All Iowa students now have option to choose full-time, in-person learning
Iowa is the first state in the Midwest to require local school districts to offer full-time, in-person learning as an option to families. With the passage of SF 160, which took effect in mid-February, Iowa joined a handful of other U.S. states (Arkansas, Florida and Texas) with such a mandate in place, according to Education Week.
This school year, in response to the COVID-19 pandemic, most states have left the question of remote vs. in-person learning to the discretion of local school districts. In Iowa, however, Gov. Kim Reynolds urged legislators to act quickly this session. “We can’t wait any longer,” she said. “Our kids can’t wait any longer.” With the signing of SF 160, only a COVID-19 public health emergency issued by the governor would waive schools from the in-person requirement.
In Wisconsin, under a bill proposed early in 2021 (AB 1, as originally introduced), a two-thirds vote of school boards would be required to close buildings to in-person instruction for more than 14 days. Minnesota’s SF 2 would strip the governor of the authority to close K-12 schools due to a peacetime emergency.
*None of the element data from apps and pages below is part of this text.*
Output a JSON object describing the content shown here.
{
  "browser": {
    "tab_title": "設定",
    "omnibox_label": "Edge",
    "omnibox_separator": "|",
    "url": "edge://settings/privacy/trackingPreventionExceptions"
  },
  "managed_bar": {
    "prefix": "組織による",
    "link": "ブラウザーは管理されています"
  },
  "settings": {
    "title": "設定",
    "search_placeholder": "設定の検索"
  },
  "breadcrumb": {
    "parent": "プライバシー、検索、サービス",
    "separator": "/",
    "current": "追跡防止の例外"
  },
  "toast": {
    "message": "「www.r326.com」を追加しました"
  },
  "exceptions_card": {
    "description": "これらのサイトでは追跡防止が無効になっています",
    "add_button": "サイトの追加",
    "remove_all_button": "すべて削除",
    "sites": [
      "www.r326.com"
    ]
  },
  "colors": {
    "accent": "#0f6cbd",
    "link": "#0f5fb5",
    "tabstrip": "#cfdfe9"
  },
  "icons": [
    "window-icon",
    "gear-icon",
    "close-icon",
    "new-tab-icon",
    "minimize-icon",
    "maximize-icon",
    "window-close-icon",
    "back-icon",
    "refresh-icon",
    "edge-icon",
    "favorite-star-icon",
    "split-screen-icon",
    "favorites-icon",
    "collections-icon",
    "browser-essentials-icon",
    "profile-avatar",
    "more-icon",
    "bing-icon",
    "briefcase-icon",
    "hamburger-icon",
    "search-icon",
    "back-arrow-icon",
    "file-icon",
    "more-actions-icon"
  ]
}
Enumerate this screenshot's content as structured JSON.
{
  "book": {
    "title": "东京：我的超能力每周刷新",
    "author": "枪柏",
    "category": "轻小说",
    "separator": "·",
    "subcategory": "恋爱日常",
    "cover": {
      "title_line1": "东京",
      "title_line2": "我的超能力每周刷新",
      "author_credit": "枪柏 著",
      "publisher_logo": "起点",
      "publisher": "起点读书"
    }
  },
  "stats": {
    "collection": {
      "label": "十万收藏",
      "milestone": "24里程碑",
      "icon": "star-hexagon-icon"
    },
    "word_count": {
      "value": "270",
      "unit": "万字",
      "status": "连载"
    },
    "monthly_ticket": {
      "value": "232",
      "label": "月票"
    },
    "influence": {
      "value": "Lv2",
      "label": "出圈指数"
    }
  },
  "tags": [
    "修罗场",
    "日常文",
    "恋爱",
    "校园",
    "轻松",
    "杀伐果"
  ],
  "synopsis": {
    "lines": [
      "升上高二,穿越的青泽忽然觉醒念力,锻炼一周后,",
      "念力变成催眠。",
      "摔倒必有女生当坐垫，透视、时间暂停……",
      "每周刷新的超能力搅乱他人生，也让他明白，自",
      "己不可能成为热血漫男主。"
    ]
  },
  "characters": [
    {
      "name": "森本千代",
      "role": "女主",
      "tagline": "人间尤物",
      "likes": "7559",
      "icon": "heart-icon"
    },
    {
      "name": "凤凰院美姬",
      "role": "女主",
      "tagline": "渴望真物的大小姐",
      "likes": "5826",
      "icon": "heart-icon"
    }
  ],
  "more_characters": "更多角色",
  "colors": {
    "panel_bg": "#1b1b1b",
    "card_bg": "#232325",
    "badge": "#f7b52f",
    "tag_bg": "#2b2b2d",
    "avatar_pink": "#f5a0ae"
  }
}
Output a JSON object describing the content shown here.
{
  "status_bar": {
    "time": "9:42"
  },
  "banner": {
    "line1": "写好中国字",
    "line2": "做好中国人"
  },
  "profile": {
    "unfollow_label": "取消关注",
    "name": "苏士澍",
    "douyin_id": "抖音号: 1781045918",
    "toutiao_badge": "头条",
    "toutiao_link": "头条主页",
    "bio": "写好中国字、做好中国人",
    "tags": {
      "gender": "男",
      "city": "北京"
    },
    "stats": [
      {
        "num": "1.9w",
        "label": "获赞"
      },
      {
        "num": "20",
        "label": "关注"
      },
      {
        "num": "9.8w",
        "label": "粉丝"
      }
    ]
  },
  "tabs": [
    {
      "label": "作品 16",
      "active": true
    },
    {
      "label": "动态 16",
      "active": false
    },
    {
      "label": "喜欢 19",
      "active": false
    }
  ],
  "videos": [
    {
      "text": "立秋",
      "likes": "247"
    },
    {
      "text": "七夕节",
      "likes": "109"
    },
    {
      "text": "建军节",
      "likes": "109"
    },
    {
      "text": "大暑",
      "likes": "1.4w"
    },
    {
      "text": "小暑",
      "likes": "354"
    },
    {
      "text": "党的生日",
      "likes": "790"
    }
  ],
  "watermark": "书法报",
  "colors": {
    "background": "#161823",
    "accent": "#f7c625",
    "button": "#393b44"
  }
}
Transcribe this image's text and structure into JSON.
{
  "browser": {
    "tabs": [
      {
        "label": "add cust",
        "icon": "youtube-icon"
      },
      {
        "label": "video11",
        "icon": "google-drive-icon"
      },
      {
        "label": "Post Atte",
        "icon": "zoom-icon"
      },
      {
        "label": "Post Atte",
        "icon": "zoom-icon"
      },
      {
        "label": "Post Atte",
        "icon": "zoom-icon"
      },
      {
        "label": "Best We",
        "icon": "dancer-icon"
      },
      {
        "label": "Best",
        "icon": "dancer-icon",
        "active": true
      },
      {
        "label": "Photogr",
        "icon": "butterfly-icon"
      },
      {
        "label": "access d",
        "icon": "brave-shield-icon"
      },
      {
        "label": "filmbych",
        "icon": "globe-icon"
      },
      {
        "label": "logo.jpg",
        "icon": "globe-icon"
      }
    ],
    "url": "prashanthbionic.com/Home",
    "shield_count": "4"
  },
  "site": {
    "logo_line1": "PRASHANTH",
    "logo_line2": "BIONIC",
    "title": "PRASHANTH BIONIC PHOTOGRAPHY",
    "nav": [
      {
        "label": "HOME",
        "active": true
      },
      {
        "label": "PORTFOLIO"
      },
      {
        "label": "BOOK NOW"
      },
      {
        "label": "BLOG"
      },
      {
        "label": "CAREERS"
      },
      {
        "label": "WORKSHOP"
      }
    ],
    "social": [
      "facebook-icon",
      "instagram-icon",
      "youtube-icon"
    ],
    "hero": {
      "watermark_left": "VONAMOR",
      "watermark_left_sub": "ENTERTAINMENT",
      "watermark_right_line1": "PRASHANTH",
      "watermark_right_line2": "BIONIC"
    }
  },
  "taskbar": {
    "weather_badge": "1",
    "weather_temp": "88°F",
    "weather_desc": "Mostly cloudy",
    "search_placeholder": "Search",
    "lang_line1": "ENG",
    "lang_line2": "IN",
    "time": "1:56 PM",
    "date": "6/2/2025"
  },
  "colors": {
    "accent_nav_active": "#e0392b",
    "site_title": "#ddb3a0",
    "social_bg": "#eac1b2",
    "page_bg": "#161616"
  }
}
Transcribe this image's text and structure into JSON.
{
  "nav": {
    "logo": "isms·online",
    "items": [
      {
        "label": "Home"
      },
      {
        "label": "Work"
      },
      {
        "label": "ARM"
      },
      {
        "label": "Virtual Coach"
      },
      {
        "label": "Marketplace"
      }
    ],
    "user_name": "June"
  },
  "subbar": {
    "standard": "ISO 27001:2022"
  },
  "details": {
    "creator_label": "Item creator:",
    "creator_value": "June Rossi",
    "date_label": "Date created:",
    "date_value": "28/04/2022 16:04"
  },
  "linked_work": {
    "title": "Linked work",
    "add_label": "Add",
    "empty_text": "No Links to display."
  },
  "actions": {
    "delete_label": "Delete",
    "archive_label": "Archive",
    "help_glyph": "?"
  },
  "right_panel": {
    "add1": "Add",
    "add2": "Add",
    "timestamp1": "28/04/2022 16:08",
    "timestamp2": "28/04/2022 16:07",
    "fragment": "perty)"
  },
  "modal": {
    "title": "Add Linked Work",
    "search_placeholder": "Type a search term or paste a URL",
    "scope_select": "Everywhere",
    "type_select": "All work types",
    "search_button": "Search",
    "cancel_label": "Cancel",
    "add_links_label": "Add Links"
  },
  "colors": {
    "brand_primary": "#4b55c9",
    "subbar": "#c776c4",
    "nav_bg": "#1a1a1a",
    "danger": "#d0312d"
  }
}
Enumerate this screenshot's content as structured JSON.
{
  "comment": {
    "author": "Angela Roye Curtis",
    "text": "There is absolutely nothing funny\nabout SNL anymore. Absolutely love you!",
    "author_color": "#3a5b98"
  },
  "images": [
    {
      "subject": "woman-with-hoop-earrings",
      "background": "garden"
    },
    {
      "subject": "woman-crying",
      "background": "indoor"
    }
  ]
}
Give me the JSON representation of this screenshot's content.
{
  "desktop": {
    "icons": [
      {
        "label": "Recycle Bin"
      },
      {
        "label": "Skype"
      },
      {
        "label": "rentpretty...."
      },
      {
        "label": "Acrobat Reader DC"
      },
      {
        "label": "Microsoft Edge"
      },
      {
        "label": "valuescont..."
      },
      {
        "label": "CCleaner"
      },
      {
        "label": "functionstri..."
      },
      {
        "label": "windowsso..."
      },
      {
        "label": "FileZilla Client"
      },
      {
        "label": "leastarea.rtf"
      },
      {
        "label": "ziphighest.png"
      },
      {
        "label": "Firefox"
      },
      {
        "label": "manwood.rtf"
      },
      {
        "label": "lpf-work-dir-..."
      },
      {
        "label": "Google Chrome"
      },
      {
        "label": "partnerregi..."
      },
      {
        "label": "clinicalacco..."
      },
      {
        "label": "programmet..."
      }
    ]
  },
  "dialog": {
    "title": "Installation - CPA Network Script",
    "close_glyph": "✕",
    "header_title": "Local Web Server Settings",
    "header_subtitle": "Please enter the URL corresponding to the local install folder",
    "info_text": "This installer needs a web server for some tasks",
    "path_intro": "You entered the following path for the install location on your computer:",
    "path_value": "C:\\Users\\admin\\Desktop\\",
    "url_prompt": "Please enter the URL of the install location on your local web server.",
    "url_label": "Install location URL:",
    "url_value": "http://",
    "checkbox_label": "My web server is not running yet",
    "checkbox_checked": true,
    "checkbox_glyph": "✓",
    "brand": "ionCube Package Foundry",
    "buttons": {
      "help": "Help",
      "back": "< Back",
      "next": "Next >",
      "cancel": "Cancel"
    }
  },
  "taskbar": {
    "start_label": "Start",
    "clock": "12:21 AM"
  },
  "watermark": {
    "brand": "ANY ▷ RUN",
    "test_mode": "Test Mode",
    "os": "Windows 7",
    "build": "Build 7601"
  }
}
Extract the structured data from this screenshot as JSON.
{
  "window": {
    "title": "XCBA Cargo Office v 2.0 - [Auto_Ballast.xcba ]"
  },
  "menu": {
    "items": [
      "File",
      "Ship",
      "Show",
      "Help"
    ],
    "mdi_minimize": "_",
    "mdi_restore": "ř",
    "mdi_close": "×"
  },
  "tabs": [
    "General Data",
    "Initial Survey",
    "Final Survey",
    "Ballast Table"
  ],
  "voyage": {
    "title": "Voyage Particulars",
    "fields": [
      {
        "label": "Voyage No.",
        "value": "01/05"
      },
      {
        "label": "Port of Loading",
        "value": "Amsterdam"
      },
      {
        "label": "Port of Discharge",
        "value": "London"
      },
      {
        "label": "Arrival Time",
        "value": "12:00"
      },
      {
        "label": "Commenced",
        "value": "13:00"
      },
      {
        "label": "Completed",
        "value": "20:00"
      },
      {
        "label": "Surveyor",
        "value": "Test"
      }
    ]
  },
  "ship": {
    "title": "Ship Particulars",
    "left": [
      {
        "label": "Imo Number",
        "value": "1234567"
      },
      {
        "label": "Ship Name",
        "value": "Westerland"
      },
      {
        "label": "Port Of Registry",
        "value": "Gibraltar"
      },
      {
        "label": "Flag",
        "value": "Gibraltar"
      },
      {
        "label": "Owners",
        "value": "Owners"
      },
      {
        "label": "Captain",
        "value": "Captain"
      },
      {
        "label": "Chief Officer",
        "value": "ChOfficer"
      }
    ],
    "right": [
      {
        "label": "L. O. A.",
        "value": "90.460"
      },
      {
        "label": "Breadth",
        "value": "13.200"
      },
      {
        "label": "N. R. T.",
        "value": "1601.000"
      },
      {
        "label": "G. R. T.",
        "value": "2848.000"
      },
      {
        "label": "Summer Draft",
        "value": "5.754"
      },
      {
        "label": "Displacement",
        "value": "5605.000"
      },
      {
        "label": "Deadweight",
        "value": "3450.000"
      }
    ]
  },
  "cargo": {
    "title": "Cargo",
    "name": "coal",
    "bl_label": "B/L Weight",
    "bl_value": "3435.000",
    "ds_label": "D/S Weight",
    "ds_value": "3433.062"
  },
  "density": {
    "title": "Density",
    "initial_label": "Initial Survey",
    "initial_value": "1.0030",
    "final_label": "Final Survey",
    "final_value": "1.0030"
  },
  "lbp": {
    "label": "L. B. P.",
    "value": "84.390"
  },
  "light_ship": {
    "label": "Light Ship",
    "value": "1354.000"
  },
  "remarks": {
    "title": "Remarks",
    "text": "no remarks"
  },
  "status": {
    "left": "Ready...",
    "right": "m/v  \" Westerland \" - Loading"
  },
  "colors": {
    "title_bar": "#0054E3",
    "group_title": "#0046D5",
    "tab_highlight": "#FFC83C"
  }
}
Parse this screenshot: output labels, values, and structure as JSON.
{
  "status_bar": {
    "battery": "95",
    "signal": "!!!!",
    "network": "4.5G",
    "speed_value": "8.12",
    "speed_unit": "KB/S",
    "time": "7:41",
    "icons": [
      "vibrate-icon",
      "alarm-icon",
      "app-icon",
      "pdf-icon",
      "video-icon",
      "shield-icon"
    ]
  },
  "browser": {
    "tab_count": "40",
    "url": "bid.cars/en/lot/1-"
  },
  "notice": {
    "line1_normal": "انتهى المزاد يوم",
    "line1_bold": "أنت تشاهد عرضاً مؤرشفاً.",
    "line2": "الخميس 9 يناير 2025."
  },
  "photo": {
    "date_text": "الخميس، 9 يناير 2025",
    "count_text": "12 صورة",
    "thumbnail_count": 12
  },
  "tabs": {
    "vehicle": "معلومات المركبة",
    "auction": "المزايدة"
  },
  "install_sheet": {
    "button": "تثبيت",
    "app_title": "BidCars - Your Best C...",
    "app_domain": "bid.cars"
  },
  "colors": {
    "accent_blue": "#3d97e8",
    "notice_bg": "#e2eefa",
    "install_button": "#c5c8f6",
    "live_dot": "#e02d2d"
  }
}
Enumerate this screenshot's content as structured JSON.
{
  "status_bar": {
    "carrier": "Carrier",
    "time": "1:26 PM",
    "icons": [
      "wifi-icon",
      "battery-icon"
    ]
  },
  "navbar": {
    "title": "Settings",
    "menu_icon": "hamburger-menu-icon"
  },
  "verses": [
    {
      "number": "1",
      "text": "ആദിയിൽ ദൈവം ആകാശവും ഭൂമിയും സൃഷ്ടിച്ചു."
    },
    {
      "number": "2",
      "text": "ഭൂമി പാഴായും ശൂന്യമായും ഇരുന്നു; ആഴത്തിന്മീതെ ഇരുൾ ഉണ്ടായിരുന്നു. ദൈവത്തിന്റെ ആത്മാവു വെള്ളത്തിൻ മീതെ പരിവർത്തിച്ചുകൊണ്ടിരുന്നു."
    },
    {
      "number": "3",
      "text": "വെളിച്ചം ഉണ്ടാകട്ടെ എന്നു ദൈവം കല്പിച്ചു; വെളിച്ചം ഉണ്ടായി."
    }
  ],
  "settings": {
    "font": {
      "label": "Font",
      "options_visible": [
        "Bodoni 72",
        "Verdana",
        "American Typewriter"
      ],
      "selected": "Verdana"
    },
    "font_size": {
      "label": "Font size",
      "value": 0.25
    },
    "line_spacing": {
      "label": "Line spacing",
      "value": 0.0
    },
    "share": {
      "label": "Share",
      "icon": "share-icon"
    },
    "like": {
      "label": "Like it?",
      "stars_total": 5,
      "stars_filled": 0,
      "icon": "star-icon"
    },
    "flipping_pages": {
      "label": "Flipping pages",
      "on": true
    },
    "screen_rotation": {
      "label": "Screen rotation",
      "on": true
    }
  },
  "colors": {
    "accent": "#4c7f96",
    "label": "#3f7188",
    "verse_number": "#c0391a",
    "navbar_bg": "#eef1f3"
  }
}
According to Columbia University’s U.S. School Closure & Distance Learning Database, 86.7 percent of the nation’s K-12 schools were “closed or mostly closed” as of April 2020, often the result of governors’ emergency orders. That number had fallen to 37.1 percent by October 2020, with Indiana and North Dakota among the states with the fewest closures. “[U.S. school] closures are more common in schools with lower third-grade math scores and higher shares of students who experience homelessness, are of limited English proficiency, are eligible for free or reduced-price lunch, live in single-parent families, or are racial/ethnic minorities,” Columbia University researchers noted in an analysis of their findings from the database.